**Exercise instructions**:
Could you filter the data below down to the lines that hold the word "notification"?

**Extracted information**:
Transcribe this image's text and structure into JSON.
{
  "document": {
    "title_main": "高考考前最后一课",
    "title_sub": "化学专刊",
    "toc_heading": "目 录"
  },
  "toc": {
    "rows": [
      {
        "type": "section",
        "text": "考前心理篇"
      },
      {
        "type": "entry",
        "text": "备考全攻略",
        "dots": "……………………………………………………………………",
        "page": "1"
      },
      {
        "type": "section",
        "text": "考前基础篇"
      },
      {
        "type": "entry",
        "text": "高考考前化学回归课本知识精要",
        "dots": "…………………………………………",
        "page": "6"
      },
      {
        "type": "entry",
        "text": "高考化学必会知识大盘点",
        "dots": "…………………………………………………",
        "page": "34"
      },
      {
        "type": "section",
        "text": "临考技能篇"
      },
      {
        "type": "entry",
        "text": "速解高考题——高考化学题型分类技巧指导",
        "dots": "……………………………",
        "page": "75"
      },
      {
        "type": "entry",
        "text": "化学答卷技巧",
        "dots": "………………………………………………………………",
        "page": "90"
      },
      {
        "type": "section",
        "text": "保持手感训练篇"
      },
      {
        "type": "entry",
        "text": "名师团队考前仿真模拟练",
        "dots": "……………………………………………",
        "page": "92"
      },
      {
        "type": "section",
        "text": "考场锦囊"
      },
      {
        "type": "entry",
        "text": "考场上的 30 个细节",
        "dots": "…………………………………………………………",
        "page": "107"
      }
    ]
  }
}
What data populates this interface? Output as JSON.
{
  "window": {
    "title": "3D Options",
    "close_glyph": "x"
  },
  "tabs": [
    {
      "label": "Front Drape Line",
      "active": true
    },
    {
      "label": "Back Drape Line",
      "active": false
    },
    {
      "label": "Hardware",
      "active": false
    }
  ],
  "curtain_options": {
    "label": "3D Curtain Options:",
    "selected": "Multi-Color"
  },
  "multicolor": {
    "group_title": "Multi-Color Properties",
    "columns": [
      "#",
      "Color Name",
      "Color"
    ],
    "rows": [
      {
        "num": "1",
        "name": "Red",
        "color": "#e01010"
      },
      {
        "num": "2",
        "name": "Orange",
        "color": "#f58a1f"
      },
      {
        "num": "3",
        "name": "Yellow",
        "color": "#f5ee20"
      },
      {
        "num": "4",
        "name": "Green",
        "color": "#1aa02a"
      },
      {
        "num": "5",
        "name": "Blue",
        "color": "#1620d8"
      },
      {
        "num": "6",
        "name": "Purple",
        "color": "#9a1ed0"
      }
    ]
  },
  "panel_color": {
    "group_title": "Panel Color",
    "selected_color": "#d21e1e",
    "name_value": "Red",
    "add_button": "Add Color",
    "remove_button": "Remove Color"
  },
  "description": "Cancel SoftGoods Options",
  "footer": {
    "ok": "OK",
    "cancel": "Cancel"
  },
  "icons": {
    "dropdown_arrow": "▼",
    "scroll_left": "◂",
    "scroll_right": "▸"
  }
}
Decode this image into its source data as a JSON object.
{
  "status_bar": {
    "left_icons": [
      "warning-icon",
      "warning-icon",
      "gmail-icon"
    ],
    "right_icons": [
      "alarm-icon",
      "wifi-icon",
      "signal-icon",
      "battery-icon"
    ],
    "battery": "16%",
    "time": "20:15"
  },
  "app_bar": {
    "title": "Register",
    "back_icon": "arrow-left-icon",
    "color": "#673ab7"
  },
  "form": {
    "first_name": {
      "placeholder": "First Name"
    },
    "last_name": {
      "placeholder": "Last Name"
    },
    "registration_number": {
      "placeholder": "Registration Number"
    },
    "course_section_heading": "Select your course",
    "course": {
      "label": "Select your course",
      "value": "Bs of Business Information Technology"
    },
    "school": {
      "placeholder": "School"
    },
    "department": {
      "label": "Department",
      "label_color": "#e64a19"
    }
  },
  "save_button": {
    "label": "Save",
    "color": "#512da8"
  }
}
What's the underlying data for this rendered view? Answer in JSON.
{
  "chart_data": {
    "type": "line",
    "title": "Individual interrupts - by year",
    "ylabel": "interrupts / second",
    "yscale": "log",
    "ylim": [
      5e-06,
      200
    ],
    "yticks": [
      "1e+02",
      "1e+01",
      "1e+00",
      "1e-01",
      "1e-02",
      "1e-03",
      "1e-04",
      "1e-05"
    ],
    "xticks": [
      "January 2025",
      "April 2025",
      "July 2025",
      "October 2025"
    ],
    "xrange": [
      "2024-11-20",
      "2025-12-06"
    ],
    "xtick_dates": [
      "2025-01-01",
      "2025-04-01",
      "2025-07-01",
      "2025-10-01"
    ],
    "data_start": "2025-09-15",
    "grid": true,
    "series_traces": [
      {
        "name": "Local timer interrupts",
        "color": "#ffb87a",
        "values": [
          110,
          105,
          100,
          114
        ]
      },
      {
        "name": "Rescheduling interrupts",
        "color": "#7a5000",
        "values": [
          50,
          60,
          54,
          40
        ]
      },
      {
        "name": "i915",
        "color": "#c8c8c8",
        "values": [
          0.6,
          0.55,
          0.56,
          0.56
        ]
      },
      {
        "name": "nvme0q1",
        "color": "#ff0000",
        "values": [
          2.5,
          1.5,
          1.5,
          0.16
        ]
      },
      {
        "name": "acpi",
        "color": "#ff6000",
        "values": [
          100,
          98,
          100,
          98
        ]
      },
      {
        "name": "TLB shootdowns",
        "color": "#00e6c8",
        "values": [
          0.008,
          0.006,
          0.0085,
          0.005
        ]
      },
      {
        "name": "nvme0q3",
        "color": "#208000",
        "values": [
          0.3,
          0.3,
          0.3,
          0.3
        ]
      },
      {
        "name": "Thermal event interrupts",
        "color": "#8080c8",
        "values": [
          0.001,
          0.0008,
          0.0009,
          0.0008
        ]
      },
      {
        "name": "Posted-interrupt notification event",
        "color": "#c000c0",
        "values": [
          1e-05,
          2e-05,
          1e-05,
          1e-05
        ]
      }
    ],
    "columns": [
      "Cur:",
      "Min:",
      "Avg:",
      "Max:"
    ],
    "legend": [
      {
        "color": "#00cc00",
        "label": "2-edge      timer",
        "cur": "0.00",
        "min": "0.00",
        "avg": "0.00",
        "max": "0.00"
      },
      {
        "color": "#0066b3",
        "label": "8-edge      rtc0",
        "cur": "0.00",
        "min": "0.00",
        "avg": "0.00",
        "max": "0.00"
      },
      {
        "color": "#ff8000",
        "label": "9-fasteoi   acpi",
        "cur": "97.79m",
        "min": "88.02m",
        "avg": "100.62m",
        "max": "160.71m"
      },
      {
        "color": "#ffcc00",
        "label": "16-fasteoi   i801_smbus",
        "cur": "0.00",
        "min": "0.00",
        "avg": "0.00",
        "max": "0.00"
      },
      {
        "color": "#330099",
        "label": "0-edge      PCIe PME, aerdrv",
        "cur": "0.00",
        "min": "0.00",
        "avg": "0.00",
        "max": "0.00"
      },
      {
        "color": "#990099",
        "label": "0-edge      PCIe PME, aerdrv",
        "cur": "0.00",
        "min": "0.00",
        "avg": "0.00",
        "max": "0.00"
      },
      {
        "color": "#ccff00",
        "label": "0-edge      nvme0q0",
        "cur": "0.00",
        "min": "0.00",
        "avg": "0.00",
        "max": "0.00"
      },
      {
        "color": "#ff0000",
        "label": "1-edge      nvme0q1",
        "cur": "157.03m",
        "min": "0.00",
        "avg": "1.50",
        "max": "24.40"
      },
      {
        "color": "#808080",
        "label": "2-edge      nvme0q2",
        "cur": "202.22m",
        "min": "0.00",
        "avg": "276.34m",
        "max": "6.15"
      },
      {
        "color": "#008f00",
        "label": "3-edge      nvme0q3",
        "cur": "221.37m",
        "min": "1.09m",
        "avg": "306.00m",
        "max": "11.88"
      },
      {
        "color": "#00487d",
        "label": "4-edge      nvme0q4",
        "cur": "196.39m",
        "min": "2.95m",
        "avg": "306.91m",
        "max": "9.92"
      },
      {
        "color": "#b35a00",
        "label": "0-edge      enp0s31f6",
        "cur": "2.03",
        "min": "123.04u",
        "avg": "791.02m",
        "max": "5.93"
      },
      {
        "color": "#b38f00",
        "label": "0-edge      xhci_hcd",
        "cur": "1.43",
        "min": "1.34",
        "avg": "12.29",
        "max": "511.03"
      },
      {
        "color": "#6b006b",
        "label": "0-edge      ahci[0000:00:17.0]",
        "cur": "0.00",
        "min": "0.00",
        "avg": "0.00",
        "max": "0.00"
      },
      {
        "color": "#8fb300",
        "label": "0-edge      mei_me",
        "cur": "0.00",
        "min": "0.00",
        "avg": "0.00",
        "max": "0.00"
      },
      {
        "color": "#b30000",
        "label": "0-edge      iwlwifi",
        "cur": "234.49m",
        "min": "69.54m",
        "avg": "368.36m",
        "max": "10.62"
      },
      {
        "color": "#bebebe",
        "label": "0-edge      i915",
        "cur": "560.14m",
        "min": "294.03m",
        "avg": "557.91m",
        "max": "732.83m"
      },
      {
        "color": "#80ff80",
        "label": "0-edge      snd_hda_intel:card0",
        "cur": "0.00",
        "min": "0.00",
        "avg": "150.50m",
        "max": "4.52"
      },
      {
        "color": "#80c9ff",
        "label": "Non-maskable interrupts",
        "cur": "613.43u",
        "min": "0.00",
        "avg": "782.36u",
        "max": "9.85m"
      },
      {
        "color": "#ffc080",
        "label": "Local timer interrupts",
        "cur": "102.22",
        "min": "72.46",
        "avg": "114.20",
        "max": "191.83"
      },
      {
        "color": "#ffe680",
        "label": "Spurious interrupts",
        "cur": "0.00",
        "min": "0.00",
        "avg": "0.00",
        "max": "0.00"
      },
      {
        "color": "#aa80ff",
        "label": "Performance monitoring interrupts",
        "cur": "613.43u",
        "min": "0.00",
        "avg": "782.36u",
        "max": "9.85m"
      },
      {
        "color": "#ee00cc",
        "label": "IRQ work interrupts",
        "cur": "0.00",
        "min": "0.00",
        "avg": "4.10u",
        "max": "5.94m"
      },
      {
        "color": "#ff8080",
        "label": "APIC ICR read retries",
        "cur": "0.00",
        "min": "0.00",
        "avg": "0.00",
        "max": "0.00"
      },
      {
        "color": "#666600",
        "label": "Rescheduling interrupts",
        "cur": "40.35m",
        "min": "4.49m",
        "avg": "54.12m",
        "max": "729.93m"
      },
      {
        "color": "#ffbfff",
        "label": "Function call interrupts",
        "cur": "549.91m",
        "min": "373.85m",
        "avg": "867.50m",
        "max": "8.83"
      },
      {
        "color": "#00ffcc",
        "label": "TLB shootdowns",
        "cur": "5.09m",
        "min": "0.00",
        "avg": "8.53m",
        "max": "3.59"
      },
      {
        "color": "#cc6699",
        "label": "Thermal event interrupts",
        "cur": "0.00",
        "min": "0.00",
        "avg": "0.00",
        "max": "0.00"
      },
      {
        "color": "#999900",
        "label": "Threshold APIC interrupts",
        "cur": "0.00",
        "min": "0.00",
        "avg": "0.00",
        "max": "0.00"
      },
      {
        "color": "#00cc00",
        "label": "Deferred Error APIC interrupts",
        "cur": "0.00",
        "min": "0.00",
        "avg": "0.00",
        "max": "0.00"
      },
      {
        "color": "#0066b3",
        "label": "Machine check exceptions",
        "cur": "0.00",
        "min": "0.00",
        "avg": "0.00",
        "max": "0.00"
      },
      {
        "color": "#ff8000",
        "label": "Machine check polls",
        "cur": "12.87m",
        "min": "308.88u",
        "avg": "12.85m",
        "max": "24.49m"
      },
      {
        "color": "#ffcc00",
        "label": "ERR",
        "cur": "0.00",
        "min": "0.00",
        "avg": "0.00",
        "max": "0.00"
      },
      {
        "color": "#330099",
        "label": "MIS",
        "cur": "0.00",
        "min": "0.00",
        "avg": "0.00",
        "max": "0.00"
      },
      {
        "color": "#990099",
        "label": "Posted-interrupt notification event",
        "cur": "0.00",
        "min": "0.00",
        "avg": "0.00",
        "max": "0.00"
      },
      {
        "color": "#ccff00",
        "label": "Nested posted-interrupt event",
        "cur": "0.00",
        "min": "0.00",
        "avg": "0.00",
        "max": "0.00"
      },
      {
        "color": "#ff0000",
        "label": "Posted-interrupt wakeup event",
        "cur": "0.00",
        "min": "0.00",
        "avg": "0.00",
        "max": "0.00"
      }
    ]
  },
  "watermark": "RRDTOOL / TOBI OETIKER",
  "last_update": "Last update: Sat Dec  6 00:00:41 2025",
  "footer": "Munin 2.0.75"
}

**Response**:
        "name": "Posted-interrupt notification event",
        "label": "Posted-interrupt notification event",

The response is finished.